In which I explore some of the best -- and worst -- advertisements from vintage comic books. Today's ad comes from Beware #5 (September 1953), published by Trojan Magazines, and boldly declares, "Fat folks! Your dream has come true!" Now, I have some questions about this. What the hell is a Meltab? Are people really desperate enough to buy a weight loss remedy from an ad in a comic book. Why does the guy in the boxer shorts look like he's suffering from elephantiasis of the bladder, and how will Meltabs help him? But most importantly, who at this Robin Products Company thought that their target market -- and it's clearly women -- would be reading a kids' horror comic book featuring a werewolf on the cover? Related articles Comic Book Wallpaper: Witches Tales #2 (neatocoolvil
Whether or not you celebrate Thanksgiving, I think we can all agree that it's worth celebrating some vintage advertisements.
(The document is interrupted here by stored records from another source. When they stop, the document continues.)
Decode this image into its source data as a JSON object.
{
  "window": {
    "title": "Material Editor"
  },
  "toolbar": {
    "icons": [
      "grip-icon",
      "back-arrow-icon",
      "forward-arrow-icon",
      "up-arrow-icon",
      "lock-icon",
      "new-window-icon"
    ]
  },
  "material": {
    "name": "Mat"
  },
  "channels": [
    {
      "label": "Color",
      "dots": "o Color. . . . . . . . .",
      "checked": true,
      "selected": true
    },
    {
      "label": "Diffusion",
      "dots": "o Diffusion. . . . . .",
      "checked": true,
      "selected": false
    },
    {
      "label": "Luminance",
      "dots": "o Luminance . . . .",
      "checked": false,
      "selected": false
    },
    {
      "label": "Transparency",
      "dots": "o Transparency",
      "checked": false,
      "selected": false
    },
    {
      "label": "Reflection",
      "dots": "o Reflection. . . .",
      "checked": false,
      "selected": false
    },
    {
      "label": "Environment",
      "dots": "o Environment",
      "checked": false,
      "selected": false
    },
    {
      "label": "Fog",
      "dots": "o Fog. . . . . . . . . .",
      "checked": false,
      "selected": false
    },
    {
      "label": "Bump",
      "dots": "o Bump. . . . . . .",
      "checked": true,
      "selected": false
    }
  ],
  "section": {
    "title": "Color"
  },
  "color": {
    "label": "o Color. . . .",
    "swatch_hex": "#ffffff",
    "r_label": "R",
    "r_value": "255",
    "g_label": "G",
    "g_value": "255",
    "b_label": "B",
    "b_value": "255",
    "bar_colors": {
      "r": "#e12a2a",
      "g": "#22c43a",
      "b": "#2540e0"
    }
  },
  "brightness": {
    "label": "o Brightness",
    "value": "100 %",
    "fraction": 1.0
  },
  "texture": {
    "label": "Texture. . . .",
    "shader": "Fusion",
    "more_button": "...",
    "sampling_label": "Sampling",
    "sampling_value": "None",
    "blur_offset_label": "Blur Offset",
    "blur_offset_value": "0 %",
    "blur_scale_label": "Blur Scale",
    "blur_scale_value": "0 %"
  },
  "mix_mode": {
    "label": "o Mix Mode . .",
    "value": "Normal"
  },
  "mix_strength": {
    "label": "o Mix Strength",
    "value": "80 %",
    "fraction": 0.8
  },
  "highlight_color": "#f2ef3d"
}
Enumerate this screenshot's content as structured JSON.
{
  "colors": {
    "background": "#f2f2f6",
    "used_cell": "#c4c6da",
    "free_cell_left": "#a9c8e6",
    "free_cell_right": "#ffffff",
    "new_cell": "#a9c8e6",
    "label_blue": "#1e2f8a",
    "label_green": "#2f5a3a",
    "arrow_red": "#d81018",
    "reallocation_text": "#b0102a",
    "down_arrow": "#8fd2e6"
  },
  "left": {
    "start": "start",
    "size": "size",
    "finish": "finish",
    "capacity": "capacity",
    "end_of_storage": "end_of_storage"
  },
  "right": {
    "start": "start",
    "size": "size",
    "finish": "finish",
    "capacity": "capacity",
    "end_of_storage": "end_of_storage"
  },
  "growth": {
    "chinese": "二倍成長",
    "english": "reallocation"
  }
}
So I've pulled together a full menu of classic food ads for your dining and/or viewing pleasure. And as always, more Thanksgiving ads await you on the main site. Side Dishes (more…)
Could this be the end of the line for Hostess and its many iconic brands? Having already emerged from bankruptcy in 2004, it looks like a second filing and an employee strike will finally do them in. I really don't eat any of their stuff anymore, but it's still a damn shame. Here's a partial list of Hostess brands as of 2012: Baker's Inn Beefsteak Blue Ribbon Butternut Breads Colombo Cotton’s Drake's Dolly Madison Dutch Hearth Eddy’s Good Hearth Home Pride Hostess Nature's Pride Toscana Wonder Bread Sigh. Oh well, life goes on I guess. But before we say our final goodbyes, let's look at this neat old Hostess ad from 1956, featuring their cup cakes, Sno-Balls, and of course Twinkies. Related articles Hostess, maker of Twinkies, closing business
I've only ever known the smooth, fully plastic Mr. Potato Head toy, so it blows my mind a little bit to know that Hasbro originally produced what was quite literally just plastic body parts that you stuck on a real spud. Witness this ad from 1954: I mean, look at that thing. People bash the Pet Rock, but this thing is about half a step above that. Maybe if the Pet Rock had good accessories and you could stick it on a plastic body we'd remember it more fondly. Fun trivia: On April 30, 1952, Mr. Potato Head became the first toy advertised on television. Here's a vintage example of an early ad.